That looks comprehensive, but is it? Do those powers include the power to set up a system of settling potential claims against the NHS in such a way as to limit complainants’ access to the courts? (That is what the NHS Redress (Wales) Measure 2008 does.) It’s clearly not to do with promoting health or treating or preventing disease. Such legislation probably falls within the general category of ‘organisation and funding of the national health service’, but one cannot be certain – and the issue is not whether readers think this, or even AMs think it, but ultimately whether a court does.
That is where the real difficulties may arise. Scottish legislation may face serious problems if the courts do take an ‘analytical’ approach to considering it, but Welsh legislation would be in much greater difficulties. The idea that every clause of every Welsh bill should be subject to detailed scrutiny, to ensure that it directly relates to the powers set out in Schedule 7 of the 2006 Act, could make legislating very difficult indeed. It would clearly run against the current of what people thought they were voting for at the March referendum, as well as creating a good deal of practical difficulty.

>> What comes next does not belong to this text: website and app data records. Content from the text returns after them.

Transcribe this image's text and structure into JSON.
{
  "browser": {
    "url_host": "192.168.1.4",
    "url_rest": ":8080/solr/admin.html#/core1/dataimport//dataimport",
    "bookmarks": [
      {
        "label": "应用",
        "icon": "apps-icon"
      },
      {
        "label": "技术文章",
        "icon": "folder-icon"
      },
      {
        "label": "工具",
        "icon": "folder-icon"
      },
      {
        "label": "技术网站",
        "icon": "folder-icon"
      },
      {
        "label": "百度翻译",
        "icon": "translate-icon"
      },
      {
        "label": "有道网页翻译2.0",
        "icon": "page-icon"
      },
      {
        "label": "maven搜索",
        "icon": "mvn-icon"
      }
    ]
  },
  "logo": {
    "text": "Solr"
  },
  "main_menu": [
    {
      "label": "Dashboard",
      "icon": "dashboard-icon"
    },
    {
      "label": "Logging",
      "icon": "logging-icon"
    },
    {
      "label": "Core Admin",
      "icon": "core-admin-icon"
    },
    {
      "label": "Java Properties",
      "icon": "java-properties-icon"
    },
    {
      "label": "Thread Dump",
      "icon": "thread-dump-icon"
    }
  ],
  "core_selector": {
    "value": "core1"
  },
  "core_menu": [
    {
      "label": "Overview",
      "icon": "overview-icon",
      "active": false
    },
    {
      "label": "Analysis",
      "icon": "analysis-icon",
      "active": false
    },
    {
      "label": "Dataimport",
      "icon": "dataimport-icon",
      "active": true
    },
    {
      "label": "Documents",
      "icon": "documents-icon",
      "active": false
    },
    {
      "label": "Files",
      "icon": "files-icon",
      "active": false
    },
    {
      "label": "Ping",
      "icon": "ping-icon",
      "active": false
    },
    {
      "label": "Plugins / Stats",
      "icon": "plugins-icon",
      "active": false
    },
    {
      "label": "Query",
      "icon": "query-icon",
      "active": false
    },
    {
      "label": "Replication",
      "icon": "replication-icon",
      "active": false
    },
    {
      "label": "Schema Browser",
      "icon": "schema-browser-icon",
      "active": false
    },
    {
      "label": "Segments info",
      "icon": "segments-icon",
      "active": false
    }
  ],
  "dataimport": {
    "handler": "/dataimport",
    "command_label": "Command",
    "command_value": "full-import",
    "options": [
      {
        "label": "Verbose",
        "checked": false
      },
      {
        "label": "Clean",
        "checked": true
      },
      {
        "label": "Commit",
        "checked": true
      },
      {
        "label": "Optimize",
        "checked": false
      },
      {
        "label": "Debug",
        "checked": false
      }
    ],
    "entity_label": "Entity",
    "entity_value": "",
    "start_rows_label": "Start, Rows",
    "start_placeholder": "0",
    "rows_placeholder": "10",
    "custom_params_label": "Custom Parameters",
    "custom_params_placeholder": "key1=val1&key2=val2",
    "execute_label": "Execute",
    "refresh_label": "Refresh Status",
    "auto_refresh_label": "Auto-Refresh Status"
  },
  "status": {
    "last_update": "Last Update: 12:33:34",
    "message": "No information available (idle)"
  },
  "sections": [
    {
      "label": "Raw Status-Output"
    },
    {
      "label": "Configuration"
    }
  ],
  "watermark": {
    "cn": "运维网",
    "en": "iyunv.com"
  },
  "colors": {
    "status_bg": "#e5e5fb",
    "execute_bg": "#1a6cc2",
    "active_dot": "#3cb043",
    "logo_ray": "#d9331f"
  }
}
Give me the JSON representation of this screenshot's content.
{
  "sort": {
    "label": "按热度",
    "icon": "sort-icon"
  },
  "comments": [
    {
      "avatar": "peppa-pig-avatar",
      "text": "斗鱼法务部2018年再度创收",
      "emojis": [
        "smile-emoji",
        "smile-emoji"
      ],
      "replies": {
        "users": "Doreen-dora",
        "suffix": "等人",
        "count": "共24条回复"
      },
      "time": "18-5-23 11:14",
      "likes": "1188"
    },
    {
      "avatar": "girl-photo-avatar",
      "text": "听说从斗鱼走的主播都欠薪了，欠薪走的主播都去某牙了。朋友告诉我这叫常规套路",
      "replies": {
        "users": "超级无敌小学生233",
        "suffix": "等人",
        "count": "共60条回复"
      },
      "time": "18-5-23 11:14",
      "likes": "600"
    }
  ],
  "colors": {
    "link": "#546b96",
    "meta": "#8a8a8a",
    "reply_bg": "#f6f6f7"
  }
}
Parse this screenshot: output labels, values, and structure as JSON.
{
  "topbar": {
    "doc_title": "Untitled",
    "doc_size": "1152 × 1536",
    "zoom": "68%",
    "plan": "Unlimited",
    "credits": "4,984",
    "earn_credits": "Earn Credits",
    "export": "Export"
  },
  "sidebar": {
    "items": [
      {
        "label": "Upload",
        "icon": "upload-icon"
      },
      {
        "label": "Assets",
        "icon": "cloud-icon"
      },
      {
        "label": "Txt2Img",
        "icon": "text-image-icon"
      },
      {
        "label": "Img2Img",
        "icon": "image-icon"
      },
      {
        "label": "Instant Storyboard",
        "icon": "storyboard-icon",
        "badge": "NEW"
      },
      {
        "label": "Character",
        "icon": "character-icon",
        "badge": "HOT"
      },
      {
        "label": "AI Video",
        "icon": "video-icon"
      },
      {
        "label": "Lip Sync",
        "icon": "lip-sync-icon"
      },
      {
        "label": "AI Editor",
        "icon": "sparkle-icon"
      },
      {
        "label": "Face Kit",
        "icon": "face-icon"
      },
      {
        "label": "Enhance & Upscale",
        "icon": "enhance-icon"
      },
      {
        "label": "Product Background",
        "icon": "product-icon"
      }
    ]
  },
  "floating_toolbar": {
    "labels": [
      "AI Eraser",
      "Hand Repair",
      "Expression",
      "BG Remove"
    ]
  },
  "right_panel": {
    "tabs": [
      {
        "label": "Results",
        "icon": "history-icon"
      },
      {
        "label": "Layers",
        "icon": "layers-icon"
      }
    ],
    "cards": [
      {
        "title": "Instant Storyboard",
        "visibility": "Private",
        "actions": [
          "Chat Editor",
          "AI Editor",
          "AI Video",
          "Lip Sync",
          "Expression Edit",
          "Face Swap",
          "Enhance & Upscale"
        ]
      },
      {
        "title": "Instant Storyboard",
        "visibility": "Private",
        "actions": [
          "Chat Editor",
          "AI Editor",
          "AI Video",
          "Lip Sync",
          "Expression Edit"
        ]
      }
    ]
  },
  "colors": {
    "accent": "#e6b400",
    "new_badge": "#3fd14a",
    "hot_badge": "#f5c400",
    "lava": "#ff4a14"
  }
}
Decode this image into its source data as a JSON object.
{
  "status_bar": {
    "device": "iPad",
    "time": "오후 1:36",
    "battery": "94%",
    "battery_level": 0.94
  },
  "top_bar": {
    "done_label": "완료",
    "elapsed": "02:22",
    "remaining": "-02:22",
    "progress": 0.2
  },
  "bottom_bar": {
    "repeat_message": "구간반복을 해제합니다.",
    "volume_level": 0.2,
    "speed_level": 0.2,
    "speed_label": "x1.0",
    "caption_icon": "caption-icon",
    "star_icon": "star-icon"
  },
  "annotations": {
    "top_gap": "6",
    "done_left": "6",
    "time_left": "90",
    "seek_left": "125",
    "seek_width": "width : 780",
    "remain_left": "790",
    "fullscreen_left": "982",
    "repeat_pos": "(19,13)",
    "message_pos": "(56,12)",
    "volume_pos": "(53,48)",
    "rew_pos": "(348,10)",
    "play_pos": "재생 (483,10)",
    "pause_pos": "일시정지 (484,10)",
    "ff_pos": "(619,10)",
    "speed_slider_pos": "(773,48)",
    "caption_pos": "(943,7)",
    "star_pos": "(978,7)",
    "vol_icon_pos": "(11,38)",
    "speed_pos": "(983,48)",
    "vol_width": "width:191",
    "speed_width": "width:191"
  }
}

Making the ‘Part 4’ system work will call for give and take in a number of quarters. The Welsh Government and the Assembly are going to have to be canny in deciding how far their powers go. Even then, those powers may need to be tweaked before legislation can be passed. Schedule 7, setting out those detailed law-making powers, has already been amended twice, before it even comes into use. It is likely to require further amendment in the coming years, to ensure that the National Assembly is able to legislate properly on the twenty subject areas devolved to it. Section 109 of the 2006 Act provides for this to be done by orders in council, which have to be approved by both Houses of Parliament at Westminster and the National Assembly. However, it doesn’t address the question of who initiates such an order or create the more defined procedure that applied for legislative competence orders under Part 3. This isn’t a case of ‘creeping devolution’, so much as simply making it work, and indeed Schedule 7 wouldn’t be a very appropriate legislative vehicle to confer whole new areas of the competence anyway. If Schedule 7 is regarded as being set in stone, that is likely to hamstring the Assembly, to no-one’s real benefit – most certainly not that of the Welsh public. So Welsh law-making will in turn need ongoing cooperation between the Welsh Government and the Wales Office, and between the National Assembly and UK Parliament. There’s nothing new about this; the number of orders made under the Scotland Act 1998, to adjust law either side of the border following legislation made at Holyrood, is pretty large – roughly half the Acts of the Scottish Parliament necessitate some sort of tweak somewhere. The much greater entanglement of government and public services between England and Wales only increases the need for that for Wales.
March’s referendum result may create a much more powerful legislature than Wales has known since before the middle ages, but that legislature remains part of a complicated system of devolved governance. Making this new system work in the interests of the people of Wales will be a complex task, and there will be some rough patches on the way. But managing the complex relationship will be central to making the new phase of Welsh devolution work. Law-making powers aren’t the end of the story, but the start of a new one.